“In a roundabout way it was a real disappointment! In my mind I was going to get kicked out of the club,” joked the author.
But he remains adamant there have been no real improvements in relation to homophobia in the sport.
“What I think there is, is a media interest that was never there before, trying to push a positive spin on it. From a fans point of view, it’s not a great deal different.”
Abuse from the terraces
In the book, which was nominated for the prestigious William Hill Sports Book of the Year award, Beasley describes how we still hears homophobic abuse on the terraces today; specifically at a recent England World Cup qualifier.
“Outsiders enter a football stadium with this fear of hooliganism, and their fears are often compounded through the aggressive, hostile atmosphere at games.
“And when the outsider is gay? Well, they’re definitely going to be pretty fearful of the hateful, often homophobic, attitude.”
Beasley recalls Tom Cleverley having homophobic abuse hurled at him at Wembley.
“Fans love a scapegoat, and this idiot picked out Cleverly, the reason for the midfielder’s underperformance was that he was a ‘faggot’
“The vocal fan carried on with a volley of aggressive homophobic abuse as the game continued. Inside, I was seething”.
Beasley said the homophobic abuse we hear at football matches needs to be questioned.

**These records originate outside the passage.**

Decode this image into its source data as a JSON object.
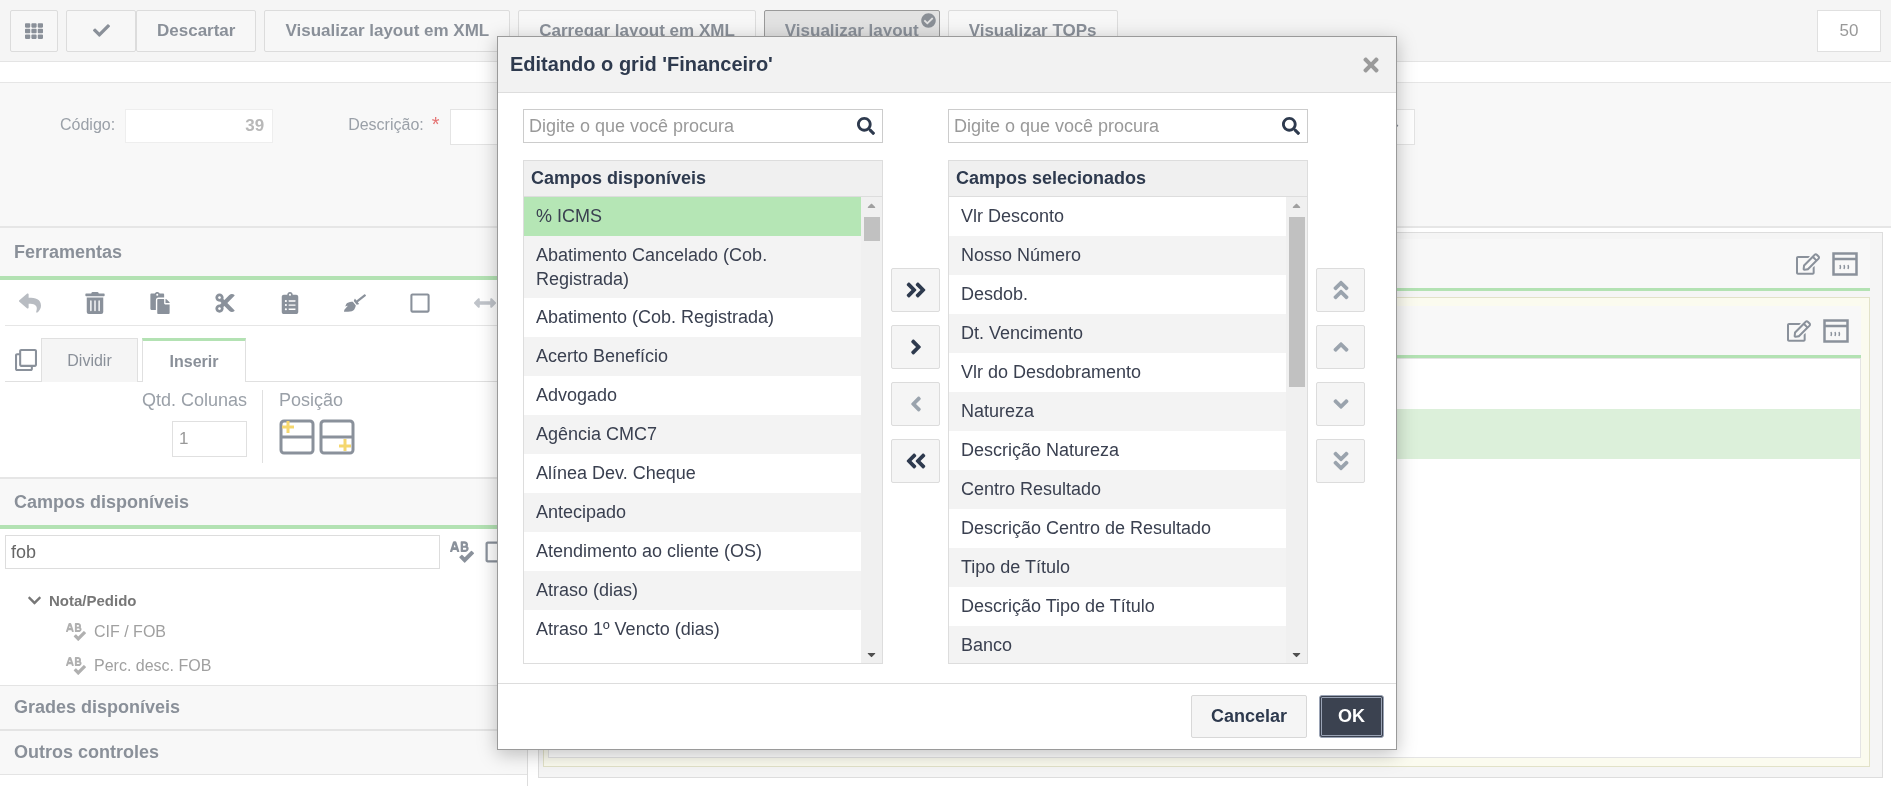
{
  "toolbar": {
    "buttons": [
      {
        "label": "Descartar",
        "selected": false
      },
      {
        "label": "Visualizar layout em XML",
        "selected": false
      },
      {
        "label": "Carregar layout em XML",
        "selected": false
      },
      {
        "label": "Visualizar layout",
        "selected": true
      },
      {
        "label": "Visualizar TOPs",
        "selected": false
      }
    ],
    "counter": "50"
  },
  "form": {
    "code_label": "Código:",
    "code_value": "39",
    "description_label": "Descrição:",
    "required_mark": "*"
  },
  "tools_panel": {
    "title": "Ferramentas",
    "tabs": [
      {
        "label": "Dividir",
        "selected": false
      },
      {
        "label": "Inserir",
        "selected": true
      }
    ],
    "columns_label": "Qtd. Colunas",
    "columns_value": "1",
    "position_label": "Posição"
  },
  "fields_panel": {
    "title": "Campos disponíveis",
    "search_value": "fob",
    "tree": [
      {
        "label": "Nota/Pedido",
        "expanded": true,
        "children": [
          {
            "label": "CIF / FOB"
          },
          {
            "label": "Perc. desc. FOB"
          }
        ]
      }
    ]
  },
  "other_panels": [
    "Grades disponíveis",
    "Outros controles"
  ],
  "dialog": {
    "title": "Editando o grid 'Financeiro'",
    "available": {
      "placeholder": "Digite o que você procura",
      "heading": "Campos disponíveis",
      "items": [
        {
          "label": "% ICMS",
          "selected": true
        },
        {
          "label": "Abatimento Cancelado (Cob. Registrada)",
          "selected": false
        },
        {
          "label": "Abatimento (Cob. Registrada)",
          "selected": false
        },
        {
          "label": "Acerto Benefício",
          "selected": false
        },
        {
          "label": "Advogado",
          "selected": false
        },
        {
          "label": "Agência CMC7",
          "selected": false
        },
        {
          "label": "Alínea Dev. Cheque",
          "selected": false
        },
        {
          "label": "Antecipado",
          "selected": false
        },
        {
          "label": "Atendimento ao cliente (OS)",
          "selected": false
        },
        {
          "label": "Atraso (dias)",
          "selected": false
        },
        {
          "label": "Atraso 1º Vencto (dias)",
          "selected": false
        }
      ]
    },
    "transfer_buttons": [
      {
        "kind": "add_all",
        "disabled": false
      },
      {
        "kind": "add",
        "disabled": false
      },
      {
        "kind": "remove",
        "disabled": true
      },
      {
        "kind": "remove_all",
        "disabled": false
      }
    ],
    "chosen": {
      "placeholder": "Digite o que você procura",
      "heading": "Campos selecionados",
      "items": [
        {
          "label": "Vlr Desconto",
          "selected": false
        },
        {
          "label": "Nosso Número",
          "selected": false
        },
        {
          "label": "Desdob.",
          "selected": false
        },
        {
          "label": "Dt. Vencimento",
          "selected": false
        },
        {
          "label": "Vlr do Desdobramento",
          "selected": false
        },
        {
          "label": "Natureza",
          "selected": false
        },
        {
          "label": "Descrição Natureza",
          "selected": false
        },
        {
          "label": "Centro Resultado",
          "selected": false
        },
        {
          "label": "Descrição Centro de Resultado",
          "selected": false
        },
        {
          "label": "Tipo de Título",
          "selected": false
        },
        {
          "label": "Descrição Tipo de Título",
          "selected": false
        },
        {
          "label": "Banco",
          "selected": false
        }
      ]
    },
    "order_buttons": [
      {
        "kind": "top",
        "disabled": true
      },
      {
        "kind": "up",
        "disabled": true
      },
      {
        "kind": "down",
        "disabled": true
      },
      {
        "kind": "bottom",
        "disabled": true
      }
    ],
    "cancel_label": "Cancelar",
    "ok_label": "OK"
  }
}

“It needs to be challenged. If you stood there and shouted something racist, it would be challenged by other supporters
“What would happen if you went and reported someone for making homophobic comments to a steward or the police? Nothing. That’s what I think would happen.”
A recent BBC 5live survey showed that 8% of fans would turn their backs on their team if they had an openly gay footballer. A percentage that Beasley believes is worryingly “high”.
“They say, on one hand, they’re fanatical about supporting their club. On the other, if you get a gay player which doesn’t affect you in any way shape or form, in fact makes no difference to your life whatsoever, you’re just going to quit supporting your team? It seems barmy to me.”
Until the Football Association have an openly gay player to support, Beasley believes it’s always going to be tricky for them
“It’s difficult for the FA, I’m always kicking them, always! But it is difficult and always will be till they have a gay player to support. At the moment it’s all just words.”
But the Birmingham Blaze chairman remains positive: “Things will change, maybe not in the near future, but they will.
“We’re seeing now an emergence of LGBT fan groups at various clubs and with this, we may get a different response down the line.”
Football’s Coming Out is published by Floodlit Dreams Ltd (£9.99 Amazon)